Exercise brief
Below are the records; restate all of them exactly.

Items from an interface collection
..............................

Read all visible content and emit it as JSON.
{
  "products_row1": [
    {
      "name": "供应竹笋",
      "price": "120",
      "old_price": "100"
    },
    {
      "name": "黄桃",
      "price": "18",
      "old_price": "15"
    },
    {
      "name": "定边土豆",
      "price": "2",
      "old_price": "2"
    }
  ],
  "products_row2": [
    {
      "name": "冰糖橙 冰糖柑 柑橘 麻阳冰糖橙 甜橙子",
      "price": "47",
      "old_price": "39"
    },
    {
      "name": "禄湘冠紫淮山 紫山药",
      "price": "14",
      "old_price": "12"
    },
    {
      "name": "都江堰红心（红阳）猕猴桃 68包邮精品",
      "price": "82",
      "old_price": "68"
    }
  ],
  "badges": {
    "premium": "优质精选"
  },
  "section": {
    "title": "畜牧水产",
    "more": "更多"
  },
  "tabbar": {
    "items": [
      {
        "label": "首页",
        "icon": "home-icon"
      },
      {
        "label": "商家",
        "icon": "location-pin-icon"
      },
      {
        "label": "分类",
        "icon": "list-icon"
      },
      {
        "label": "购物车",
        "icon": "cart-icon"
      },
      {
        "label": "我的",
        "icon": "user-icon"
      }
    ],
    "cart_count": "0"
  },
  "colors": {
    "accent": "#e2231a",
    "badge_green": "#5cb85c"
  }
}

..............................

Solution for this problem
Read all visible content and emit it as JSON.
{
  "products_row1": [
    {
      "name": "供应竹笋",
      "price": "120",
      "old_price": "100"
    },
    {
      "name": "黄桃",
      "price": "18",
      "old_price": "15"
    },
    {
      "name": "定边土豆",
      "price": "2",
      "old_price": "2"
    }
  ],
  "products_row2": [
    {
      "name": "冰糖橙 冰糖柑 柑橘 麻阳冰糖橙 甜橙子",
      "price": "47",
      "old_price": "39"
    },
    {
      "name": "禄湘冠紫淮山 紫山药",
      "price": "14",
      "old_price": "12"
    },
    {
      "name": "都江堰红心（红阳）猕猴桃 68包邮精品",
      "price": "82",
      "old_price": "68"
    }
  ],
  "badges": {
    "premium": "优质精选"
  },
  "section": {
    "title": "畜牧水产",
    "more": "更多"
  },
  "tabbar": {
    "items": [
      {
        "label": "首页",
        "icon": "home-icon"
      },
      {
        "label": "商家",
        "icon": "location-pin-icon"
      },
      {
        "label": "分类",
        "icon": "list-icon"
      },
      {
        "label": "购物车",
        "icon": "cart-icon"
      },
      {
        "label": "我的",
        "icon": "user-icon"
      }
    ],
    "cart_count": "0"
  },
  "colors": {
    "accent": "#e2231a",
    "badge_green": "#5cb85c"
  }
}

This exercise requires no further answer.